Pricing carbon emissions and phasing out fossil fuel subsidies are vital to lowering the carbon footprint of electricity generation. Switching from coal to renewables (and to a lesser extent to natural gas) will not only reduce greenhouse gas emissions, but deliver other positive effects, from reducing air pollution to creating jobs in renewable energy and related sectors.
Carbon pricing will speed up the deployment of clean and renewable energy and drive investments towards zero-carbon technologies, while generating government revenue. In 2012-16, a United Kingdom carbon tax scheme called the Carbon Price Support (CPS) led to a 78% reduction of coal use in electricity generation and a 58% decrease in CO2 emissions, with marked improvements in air quality and continued affordability.

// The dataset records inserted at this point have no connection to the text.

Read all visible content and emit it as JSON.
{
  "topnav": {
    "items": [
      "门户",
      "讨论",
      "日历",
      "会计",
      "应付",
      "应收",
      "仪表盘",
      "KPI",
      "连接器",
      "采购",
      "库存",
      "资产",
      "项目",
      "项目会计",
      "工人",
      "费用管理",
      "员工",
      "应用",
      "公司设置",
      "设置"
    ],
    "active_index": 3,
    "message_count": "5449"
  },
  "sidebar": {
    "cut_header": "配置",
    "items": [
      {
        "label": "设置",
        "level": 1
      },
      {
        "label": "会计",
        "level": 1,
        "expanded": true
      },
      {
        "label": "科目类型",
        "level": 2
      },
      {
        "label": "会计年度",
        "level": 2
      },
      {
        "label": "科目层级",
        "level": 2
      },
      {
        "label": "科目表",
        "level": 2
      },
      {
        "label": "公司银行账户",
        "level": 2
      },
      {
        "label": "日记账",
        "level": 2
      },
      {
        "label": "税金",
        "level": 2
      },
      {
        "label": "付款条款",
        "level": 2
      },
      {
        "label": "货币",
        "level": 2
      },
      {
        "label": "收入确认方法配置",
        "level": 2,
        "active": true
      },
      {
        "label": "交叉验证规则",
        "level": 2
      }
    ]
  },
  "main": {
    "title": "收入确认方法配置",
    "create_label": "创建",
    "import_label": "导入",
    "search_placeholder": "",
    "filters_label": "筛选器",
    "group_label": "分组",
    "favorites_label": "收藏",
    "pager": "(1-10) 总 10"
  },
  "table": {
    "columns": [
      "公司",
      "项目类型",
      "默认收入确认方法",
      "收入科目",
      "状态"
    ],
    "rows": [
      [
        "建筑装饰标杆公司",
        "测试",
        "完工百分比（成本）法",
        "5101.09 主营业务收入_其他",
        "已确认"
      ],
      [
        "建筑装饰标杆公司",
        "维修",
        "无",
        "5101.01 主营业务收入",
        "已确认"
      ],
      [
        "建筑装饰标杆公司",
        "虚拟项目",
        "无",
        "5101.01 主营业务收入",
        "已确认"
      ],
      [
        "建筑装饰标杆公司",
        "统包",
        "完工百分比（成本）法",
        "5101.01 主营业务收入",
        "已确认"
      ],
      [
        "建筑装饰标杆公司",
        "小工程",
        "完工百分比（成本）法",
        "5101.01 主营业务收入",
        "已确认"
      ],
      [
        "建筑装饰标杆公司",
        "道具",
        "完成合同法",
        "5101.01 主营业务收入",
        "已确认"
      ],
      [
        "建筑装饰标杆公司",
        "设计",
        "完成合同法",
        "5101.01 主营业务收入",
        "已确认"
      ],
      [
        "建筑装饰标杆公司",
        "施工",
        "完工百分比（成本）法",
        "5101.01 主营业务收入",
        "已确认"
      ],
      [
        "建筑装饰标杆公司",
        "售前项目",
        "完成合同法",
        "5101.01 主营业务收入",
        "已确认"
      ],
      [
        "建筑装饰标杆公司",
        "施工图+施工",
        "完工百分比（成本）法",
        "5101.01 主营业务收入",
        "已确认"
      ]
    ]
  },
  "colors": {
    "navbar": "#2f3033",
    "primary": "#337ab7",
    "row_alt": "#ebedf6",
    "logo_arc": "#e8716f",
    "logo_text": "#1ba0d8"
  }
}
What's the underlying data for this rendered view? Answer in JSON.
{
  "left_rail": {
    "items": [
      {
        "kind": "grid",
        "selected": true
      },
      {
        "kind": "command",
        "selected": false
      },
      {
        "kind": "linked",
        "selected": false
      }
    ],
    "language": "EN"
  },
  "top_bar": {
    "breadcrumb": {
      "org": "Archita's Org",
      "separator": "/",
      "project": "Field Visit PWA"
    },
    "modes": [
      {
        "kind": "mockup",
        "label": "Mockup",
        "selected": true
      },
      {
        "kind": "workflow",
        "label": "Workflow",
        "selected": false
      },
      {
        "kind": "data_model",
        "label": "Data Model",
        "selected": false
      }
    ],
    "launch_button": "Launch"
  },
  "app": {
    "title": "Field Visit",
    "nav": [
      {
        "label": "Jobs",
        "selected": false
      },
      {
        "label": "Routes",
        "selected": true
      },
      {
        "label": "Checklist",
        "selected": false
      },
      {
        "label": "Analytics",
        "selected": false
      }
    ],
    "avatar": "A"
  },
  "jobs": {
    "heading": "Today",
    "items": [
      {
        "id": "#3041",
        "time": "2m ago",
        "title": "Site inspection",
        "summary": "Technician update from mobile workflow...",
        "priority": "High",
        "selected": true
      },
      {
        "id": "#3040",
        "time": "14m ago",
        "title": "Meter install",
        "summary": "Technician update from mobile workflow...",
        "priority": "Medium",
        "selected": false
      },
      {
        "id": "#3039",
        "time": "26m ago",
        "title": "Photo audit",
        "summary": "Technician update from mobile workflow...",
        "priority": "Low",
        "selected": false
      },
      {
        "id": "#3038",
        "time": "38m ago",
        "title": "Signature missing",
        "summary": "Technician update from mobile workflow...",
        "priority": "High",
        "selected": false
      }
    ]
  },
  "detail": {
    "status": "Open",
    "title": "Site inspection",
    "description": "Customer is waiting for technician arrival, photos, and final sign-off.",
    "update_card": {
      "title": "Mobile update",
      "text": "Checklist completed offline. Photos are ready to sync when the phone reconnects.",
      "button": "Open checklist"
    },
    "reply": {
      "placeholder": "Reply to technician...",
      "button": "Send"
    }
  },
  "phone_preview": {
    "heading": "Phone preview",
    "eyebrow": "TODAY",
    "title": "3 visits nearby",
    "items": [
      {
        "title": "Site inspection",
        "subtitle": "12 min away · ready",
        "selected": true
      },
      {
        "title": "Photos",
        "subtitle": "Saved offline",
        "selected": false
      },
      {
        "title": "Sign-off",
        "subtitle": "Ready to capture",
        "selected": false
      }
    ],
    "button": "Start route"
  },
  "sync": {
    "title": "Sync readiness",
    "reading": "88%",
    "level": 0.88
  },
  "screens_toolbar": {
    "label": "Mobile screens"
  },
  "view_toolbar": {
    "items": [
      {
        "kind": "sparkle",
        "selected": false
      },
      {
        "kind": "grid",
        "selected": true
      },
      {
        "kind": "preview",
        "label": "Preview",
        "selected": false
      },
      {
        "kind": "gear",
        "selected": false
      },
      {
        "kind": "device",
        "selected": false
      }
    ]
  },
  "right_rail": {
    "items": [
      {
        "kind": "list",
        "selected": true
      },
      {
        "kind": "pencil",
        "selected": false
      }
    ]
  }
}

Targeted income transfers can also help affordability. For example, in 2016, France switched from social energy tariffs to energy cheques to help households pay their energy bills. Depending on income and building characteristics, 5.8 million eligible households received a cheque of up to EUR 277 in 2019 to go towards utility and electricity bills.